- Theresa Muñoz
- 5 June 2008
Citizens’ Theatre, Glasgow, until Sat 7 Jun, then touring
Scottish travelling songs and family secrets are revealed together in Davey Anderson’s play for young adults, which explores the difficulties people have when they are required to tell the truth. On their first day of summer holidays, ten-year-olds Lizzie and Stevie spy a silver-haired old woman with a caravan across the canal. The woman’s unlikely appearance sparks Lizzie’s curiosity, which intensifies when her mother Sheila tells her not to go near the woman. Lizzie tells her first lie when she crosses the canal at the sound of Jeanie’s singing. Other lies are told in succession as a relationship between Lizzie and Jeanie develops, and an old truth is eventually uncovered.

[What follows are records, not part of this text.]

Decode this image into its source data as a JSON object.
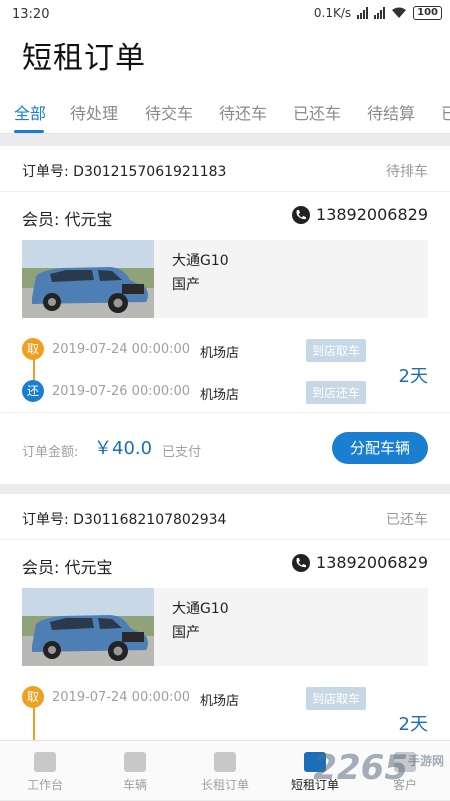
{
  "status_bar": {
    "time": "13:20",
    "speed": "0.1K/s",
    "battery": "100"
  },
  "header": {
    "title": "短租订单"
  },
  "tabs": [
    {
      "label": "全部"
    },
    {
      "label": "待处理"
    },
    {
      "label": "待交车"
    },
    {
      "label": "待还车"
    },
    {
      "label": "已还车"
    },
    {
      "label": "待结算"
    },
    {
      "label": "已"
    }
  ],
  "orders": [
    {
      "order_no": "订单号: D3012157061921183",
      "status": "待排车",
      "member": "会员: 代元宝",
      "phone": "13892006829",
      "car_name": "大通G10",
      "car_origin": "国产",
      "pickup_badge": "取",
      "pickup_date": "2019-07-24 00:00:00",
      "pickup_store": "机场店",
      "pickup_tag": "到店取车",
      "return_badge": "还",
      "return_date": "2019-07-26 00:00:00",
      "return_store": "机场店",
      "return_tag": "到店还车",
      "days": "2天",
      "amount_label": "订单金额:",
      "amount": "￥40.0",
      "pay_status": "已支付",
      "action": "分配车辆"
    },
    {
      "order_no": "订单号: D3011682107802934",
      "status": "已还车",
      "member": "会员: 代元宝",
      "phone": "13892006829",
      "car_name": "大通G10",
      "car_origin": "国产",
      "pickup_badge": "取",
      "pickup_date": "2019-07-24 00:00:00",
      "pickup_store": "机场店",
      "pickup_tag": "到店取车",
      "days": "2天"
    }
  ],
  "bottom_nav": [
    {
      "label": "工作台",
      "icon": "workbench-icon"
    },
    {
      "label": "车辆",
      "icon": "car-icon"
    },
    {
      "label": "长租订单",
      "icon": "long-rent-icon"
    },
    {
      "label": "短租订单",
      "icon": "short-rent-icon"
    },
    {
      "label": "客户",
      "icon": "customer-icon"
    }
  ],
  "watermark": {
    "text": "2265",
    "sub": "手游网"
  },
  "colors": {
    "accent": "#1a7fd1",
    "pickup": "#f0a020"
  }
}
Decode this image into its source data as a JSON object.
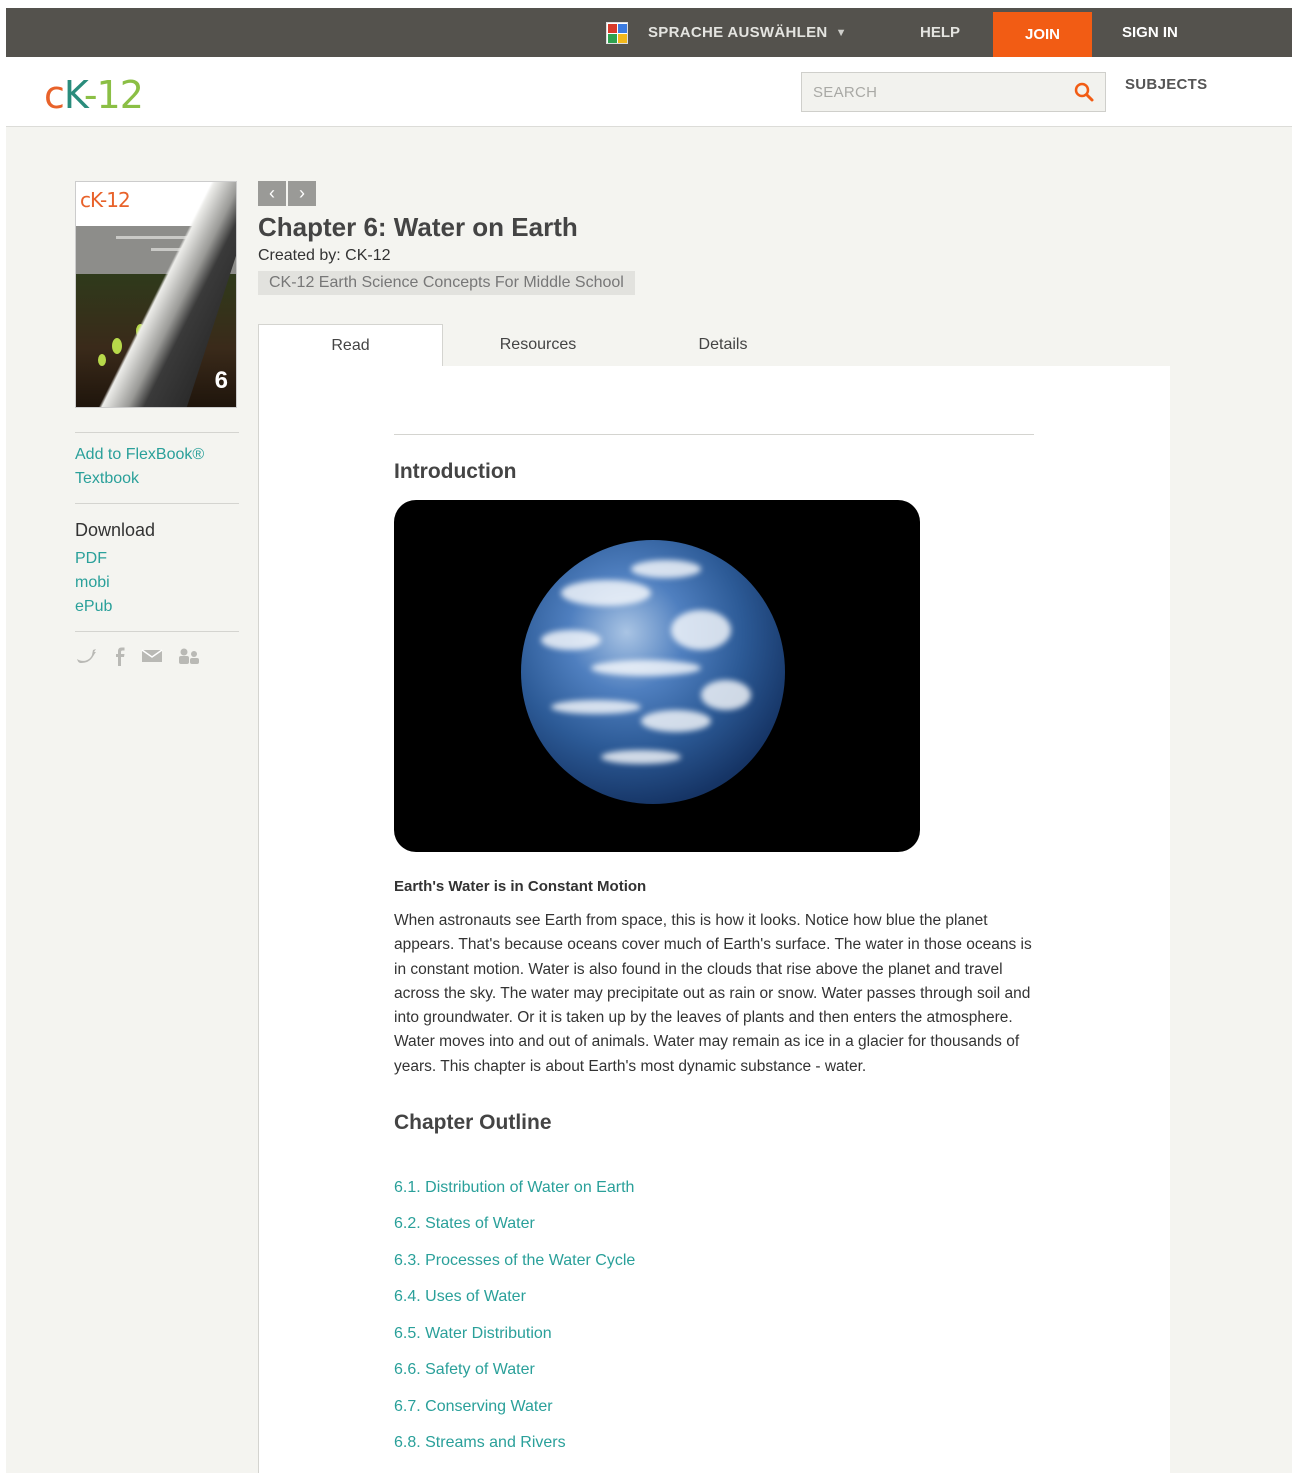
{
  "topbar": {
    "language_label": "SPRACHE AUSWÄHLEN",
    "help_label": "HELP",
    "join_label": "JOIN",
    "signin_label": "SIGN IN"
  },
  "header": {
    "logo_c": "c",
    "logo_k": "K",
    "logo_n": "-12",
    "search_placeholder": "SEARCH",
    "subjects_label": "SUBJECTS"
  },
  "sidebar": {
    "cover_logo": "cK-12",
    "cover_number": "6",
    "add_label_1": "Add to FlexBook®",
    "add_label_2": "Textbook",
    "download_heading": "Download",
    "downloads": [
      "PDF",
      "mobi",
      "ePub"
    ]
  },
  "chapter": {
    "title": "Chapter 6: Water on Earth",
    "created_by": "Created by: CK-12",
    "book_tag": "CK-12 Earth Science Concepts For Middle School"
  },
  "tabs": [
    "Read",
    "Resources",
    "Details"
  ],
  "content": {
    "intro_heading": "Introduction",
    "caption": "Earth's Water is in Constant Motion",
    "paragraph": "When astronauts see Earth from space, this is how it looks. Notice how blue the planet appears. That's because oceans cover much of Earth's surface. The water in those oceans is in constant motion. Water is also found in the clouds that rise above the planet and travel across the sky. The water may precipitate out as rain or snow. Water passes through soil and into groundwater. Or it is taken up by the leaves of plants and then enters the atmosphere. Water moves into and out of animals. Water may remain as ice in a glacier for thousands of years. This chapter is about Earth's most dynamic substance - water.",
    "outline_heading": "Chapter Outline",
    "outline": [
      "6.1. Distribution of Water on Earth",
      "6.2. States of Water",
      "6.3. Processes of the Water Cycle",
      "6.4. Uses of Water",
      "6.5. Water Distribution",
      "6.6. Safety of Water",
      "6.7. Conserving Water",
      "6.8. Streams and Rivers"
    ]
  },
  "colors": {
    "topbar": "#54524d",
    "join": "#f25c14",
    "link": "#2aa09a"
  }
}
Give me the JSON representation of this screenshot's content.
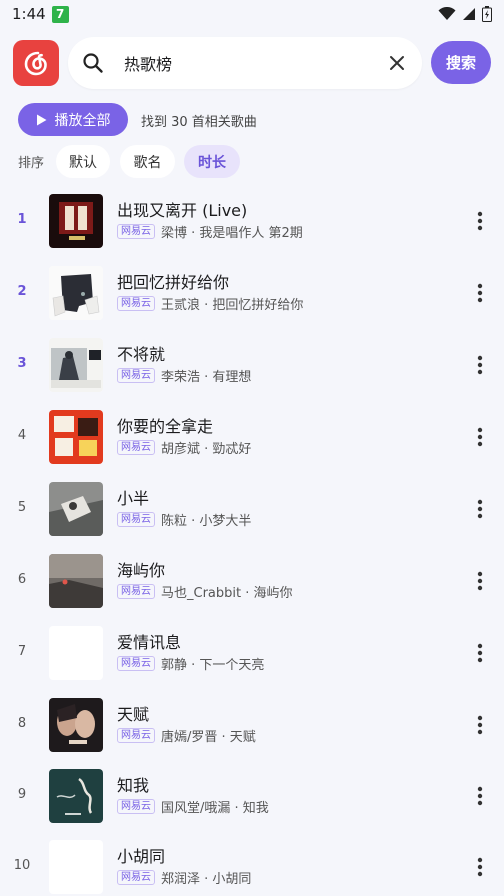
{
  "status_bar": {
    "time": "1:44",
    "badge": "7"
  },
  "search": {
    "value": "热歌榜",
    "button_label": "搜索"
  },
  "toolbar": {
    "play_all_label": "播放全部",
    "result_text": "找到 30 首相关歌曲"
  },
  "sort": {
    "label": "排序",
    "options": [
      {
        "label": "默认",
        "active": false
      },
      {
        "label": "歌名",
        "active": false
      },
      {
        "label": "时长",
        "active": true
      }
    ]
  },
  "colors": {
    "accent": "#7a63e6",
    "logo_red": "#e8423f",
    "background": "#f5f6fb"
  },
  "songs": [
    {
      "index": "1",
      "title": "出现又离开 (Live)",
      "source": "网易云",
      "meta": "梁博 · 我是唱作人 第2期"
    },
    {
      "index": "2",
      "title": "把回忆拼好给你",
      "source": "网易云",
      "meta": "王贰浪 · 把回忆拼好给你"
    },
    {
      "index": "3",
      "title": "不将就",
      "source": "网易云",
      "meta": "李荣浩 · 有理想"
    },
    {
      "index": "4",
      "title": "你要的全拿走",
      "source": "网易云",
      "meta": "胡彦斌 · 勁忒好"
    },
    {
      "index": "5",
      "title": "小半",
      "source": "网易云",
      "meta": "陈粒 · 小梦大半"
    },
    {
      "index": "6",
      "title": "海屿你",
      "source": "网易云",
      "meta": "马也_Crabbit · 海屿你"
    },
    {
      "index": "7",
      "title": "爱情讯息",
      "source": "网易云",
      "meta": "郭静 · 下一个天亮"
    },
    {
      "index": "8",
      "title": "天赋",
      "source": "网易云",
      "meta": "唐嫣/罗晋 · 天赋"
    },
    {
      "index": "9",
      "title": "知我",
      "source": "网易云",
      "meta": "国风堂/哦漏 · 知我"
    },
    {
      "index": "10",
      "title": "小胡同",
      "source": "网易云",
      "meta": "郑润泽 · 小胡同"
    }
  ]
}
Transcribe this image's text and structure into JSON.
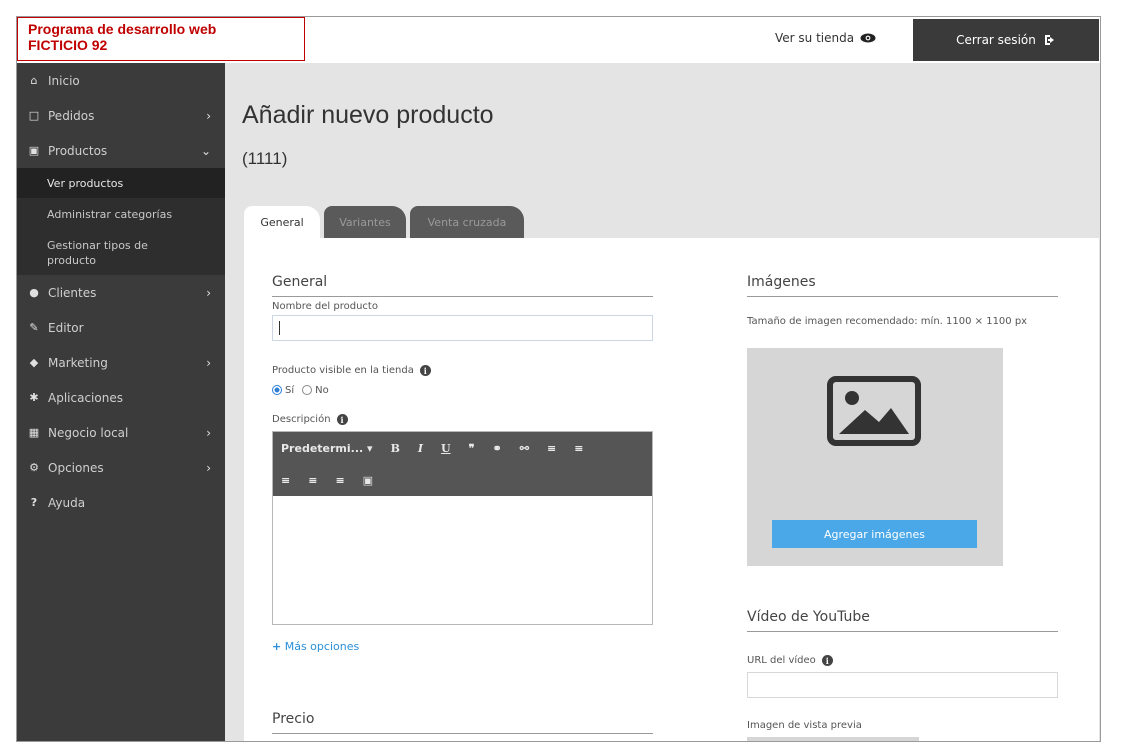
{
  "brand": {
    "line1": "Programa de desarrollo web",
    "line2": "FICTICIO 92"
  },
  "header": {
    "view_store": "Ver su tienda",
    "logout": "Cerrar sesión"
  },
  "sidebar": {
    "items": [
      {
        "label": "Inicio",
        "icon": "home-icon"
      },
      {
        "label": "Pedidos",
        "icon": "orders-icon"
      },
      {
        "label": "Productos",
        "icon": "cart-icon"
      },
      {
        "label": "Clientes",
        "icon": "users-icon"
      },
      {
        "label": "Editor",
        "icon": "pencil-icon"
      },
      {
        "label": "Marketing",
        "icon": "tag-icon"
      },
      {
        "label": "Aplicaciones",
        "icon": "puzzle-icon"
      },
      {
        "label": "Negocio local",
        "icon": "store-icon"
      },
      {
        "label": "Opciones",
        "icon": "gear-icon"
      },
      {
        "label": "Ayuda",
        "icon": "help-icon"
      }
    ],
    "subitems": [
      "Ver productos",
      "Administrar categorías",
      "Gestionar tipos de producto"
    ]
  },
  "main": {
    "title": "Añadir nuevo producto",
    "count": "(1111)"
  },
  "tabs": [
    "General",
    "Variantes",
    "Venta cruzada"
  ],
  "general": {
    "section_title": "General",
    "name_label": "Nombre del producto",
    "visible_label": "Producto visible en la tienda",
    "radio_yes": "Sí",
    "radio_no": "No",
    "description_label": "Descripción",
    "editor_format": "Predetermi...",
    "more_options": "Más opciones"
  },
  "price": {
    "section_title": "Precio"
  },
  "images": {
    "section_title": "Imágenes",
    "recommended": "Tamaño de imagen recomendado: mín. 1100 × 1100 px",
    "add_button": "Agregar imágenes"
  },
  "youtube": {
    "section_title": "Vídeo de YouTube",
    "url_label": "URL del vídeo",
    "preview_label": "Imagen de vista previa"
  },
  "colors": {
    "accent": "#4aa8e8",
    "brand_red": "#c00000",
    "sidebar_bg": "#3b3b3b"
  }
}
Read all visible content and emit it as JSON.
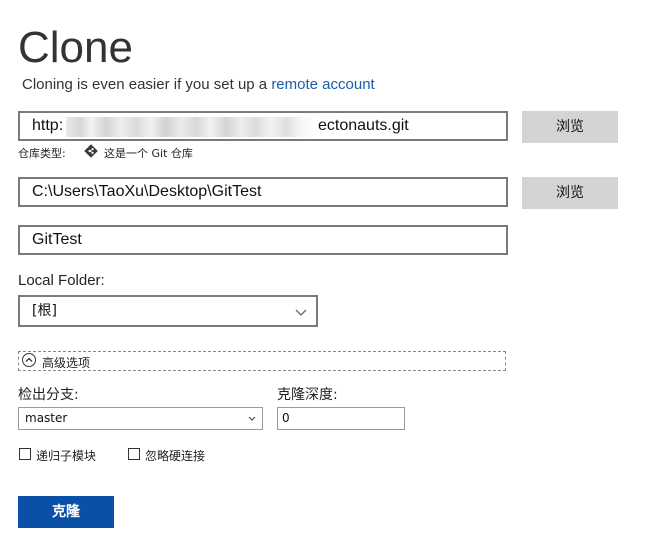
{
  "header": {
    "title": "Clone",
    "subtitle_text": "Cloning is even easier if you set up a ",
    "subtitle_link": "remote account"
  },
  "url_field": {
    "value_prefix": "http:",
    "value_suffix": "ectonauts.git",
    "browse_label": "浏览"
  },
  "repo_type": {
    "label": "仓库类型:",
    "icon": "git-diamond-icon",
    "text": "这是一个 Git 仓库"
  },
  "path_field": {
    "value": "C:\\Users\\TaoXu\\Desktop\\GitTest",
    "browse_label": "浏览"
  },
  "name_field": {
    "value": "GitTest"
  },
  "local_folder": {
    "label": "Local Folder:",
    "selected": "[根]"
  },
  "advanced": {
    "label": "高级选项",
    "icon": "chevron-up-icon"
  },
  "checkout_branch": {
    "label": "检出分支:",
    "selected": "master"
  },
  "clone_depth": {
    "label": "克隆深度:",
    "value": "0"
  },
  "options": {
    "recursive_label": "递归子模块",
    "ignore_hardlinks_label": "忽略硬连接"
  },
  "actions": {
    "clone_label": "克隆"
  },
  "colors": {
    "link": "#1a5fa8",
    "primary": "#0b50a8",
    "button_gray": "#d4d4d4"
  }
}
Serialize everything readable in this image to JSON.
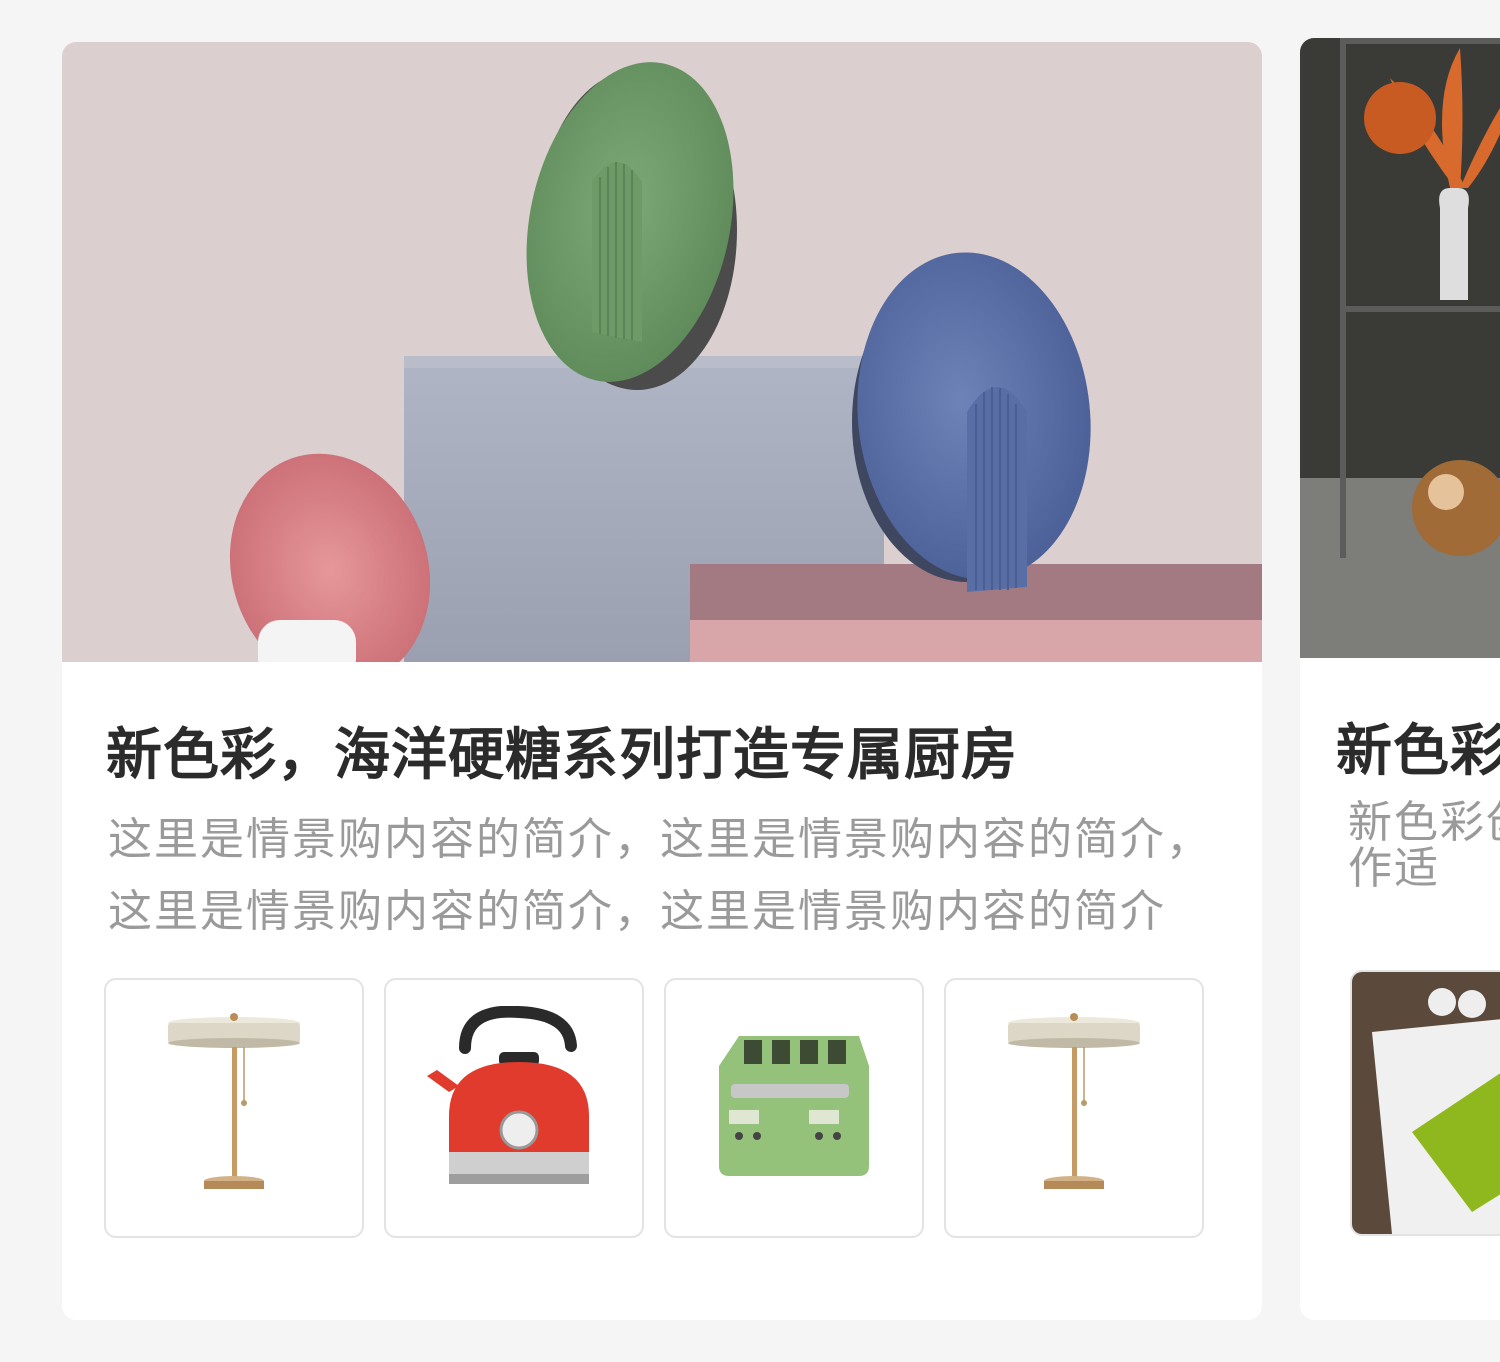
{
  "cards": [
    {
      "title": "新色彩，海洋硬糖系列打造专属厨房",
      "description": "这里是情景购内容的简介，这里是情景购内容的简介，这里是情景购内容的简介，这里是情景购内容的简介",
      "hero_icon": "ceramic-sculpture-scene",
      "products": [
        {
          "icon": "table-lamp-icon"
        },
        {
          "icon": "red-kettle-icon"
        },
        {
          "icon": "green-toaster-icon"
        },
        {
          "icon": "table-lamp-icon"
        }
      ]
    },
    {
      "title": "新色彩",
      "description": "新色彩创作适",
      "hero_icon": "interior-shelf-scene",
      "products": [
        {
          "icon": "green-furniture-icon"
        }
      ]
    }
  ],
  "colors": {
    "page_background": "#f5f5f5",
    "card_background": "#ffffff",
    "title_text": "#2b2b2b",
    "description_text": "#9a9a9a"
  }
}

Narrated at an energetic pace, Liar focuses on the historical tensions between travellers and settled people. With such serious issues, Anderson chooses to challenge rather than merely amuse his young audience. The full Scottish cast is accompanied by an a cappella trio who break into bits of song whenever the tension rises. Anderson skillfully matches the tenor of the music to the intensity of the dialogue. Images of canals, campfires and beaches are also expertly conjured on the blank stage. As Lizzie, Ashley Smith gives a buoyant and sincere performance, whereas Jim Sturgeon as both Stevie and Lizzie’s dad provides the play’s much needed comic relief. The audience remains captivated by the actors’ constant rotation around the blank stage, as if to show all sides of the story. Rarely has a play about dishonesty been so truthful about human behaviour.